Colombo v. New York, 405 U.S. 9 (1972)
Colombo v. New York
Decided February 22, 1972
405 U.S. 9
Petitioner refused to answer a grand jury's questions despite a grant of immunity. A trial judge found the questions to be proper and directed petitioner to answer. Petitioner refused, and the judge found that, by
"his contumacious and unlawful refusal . . . to answer any legal and proper interrogatories and for his willful disobedience to the lawful mandate of this Court,"
petitioner had "committed a criminal contempt of court" in violation of N.Y.Judiciary Law § 750. He was sentenced to 30 days and fined $250. His offer to testify thereafter was refused, and he paid his fine and served his sentence. Petitioner was then indicted under N.Y.Penal Law § 600 "for his contumacious and unlawful refusal . . . to answer legal and proper interrogatories." The trial court dismissed the indictment on double jeopardy grounds, but the appellate court reversed . The New York Court of Appeals, sustaining the reversal, held that there were two acts of contempt, one before the grand jury and the other the refusal to obey the court order, and that the trial judge had committed petitioner for civil, not criminal, contempt.
Held: Petitioner was penalized for criminal contempt for purposes of the Double Jeopardy Clause, and, in view of the state court's misconception of the nature of the contempt judgment, and the substantial question of state law arising from the State's response that it considers the two acts of contempt as being partially intertwined, the judgment is vacated and the case is remanded to the state court.

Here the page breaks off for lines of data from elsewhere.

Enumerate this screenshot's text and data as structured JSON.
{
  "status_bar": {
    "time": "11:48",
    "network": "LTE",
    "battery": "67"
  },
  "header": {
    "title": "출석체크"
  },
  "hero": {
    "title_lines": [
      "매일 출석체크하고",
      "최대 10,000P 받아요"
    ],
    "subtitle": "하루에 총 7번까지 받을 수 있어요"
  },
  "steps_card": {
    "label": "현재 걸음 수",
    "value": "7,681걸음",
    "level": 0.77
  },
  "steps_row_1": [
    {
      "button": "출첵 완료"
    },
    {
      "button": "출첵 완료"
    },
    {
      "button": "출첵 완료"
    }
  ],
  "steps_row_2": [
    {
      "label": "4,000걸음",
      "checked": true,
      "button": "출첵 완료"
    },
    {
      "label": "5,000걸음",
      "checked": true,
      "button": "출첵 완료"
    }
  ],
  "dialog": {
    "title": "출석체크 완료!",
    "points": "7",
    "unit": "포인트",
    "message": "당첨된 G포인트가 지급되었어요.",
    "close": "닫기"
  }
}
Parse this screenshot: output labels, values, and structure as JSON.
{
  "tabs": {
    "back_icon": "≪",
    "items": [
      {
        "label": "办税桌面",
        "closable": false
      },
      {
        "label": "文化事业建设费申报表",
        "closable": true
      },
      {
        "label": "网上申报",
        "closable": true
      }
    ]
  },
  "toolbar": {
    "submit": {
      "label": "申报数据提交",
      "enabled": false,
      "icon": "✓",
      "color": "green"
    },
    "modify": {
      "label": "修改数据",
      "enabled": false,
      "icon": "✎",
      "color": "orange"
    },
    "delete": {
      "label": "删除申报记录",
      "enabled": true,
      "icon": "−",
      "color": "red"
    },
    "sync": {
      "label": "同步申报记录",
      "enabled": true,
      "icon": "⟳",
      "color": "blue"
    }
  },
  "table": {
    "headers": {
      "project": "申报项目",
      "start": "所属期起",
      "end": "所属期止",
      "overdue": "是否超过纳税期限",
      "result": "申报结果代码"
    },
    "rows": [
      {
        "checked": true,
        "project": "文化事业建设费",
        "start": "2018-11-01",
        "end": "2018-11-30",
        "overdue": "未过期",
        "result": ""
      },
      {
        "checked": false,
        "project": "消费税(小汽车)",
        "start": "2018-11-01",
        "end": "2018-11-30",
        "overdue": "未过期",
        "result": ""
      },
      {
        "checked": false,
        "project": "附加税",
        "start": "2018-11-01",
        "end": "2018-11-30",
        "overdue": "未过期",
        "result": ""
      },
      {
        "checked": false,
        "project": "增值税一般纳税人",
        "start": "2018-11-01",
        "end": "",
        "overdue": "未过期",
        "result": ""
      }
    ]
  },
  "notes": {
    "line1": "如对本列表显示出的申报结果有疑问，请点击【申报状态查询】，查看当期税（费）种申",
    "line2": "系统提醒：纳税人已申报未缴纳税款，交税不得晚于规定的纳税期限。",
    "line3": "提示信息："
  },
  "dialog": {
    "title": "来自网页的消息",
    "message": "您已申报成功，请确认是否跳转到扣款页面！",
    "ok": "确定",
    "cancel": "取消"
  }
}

Certiorari granted; 29 N.Y.2d 1, 271 N.E.2d 694, vacated and remanded.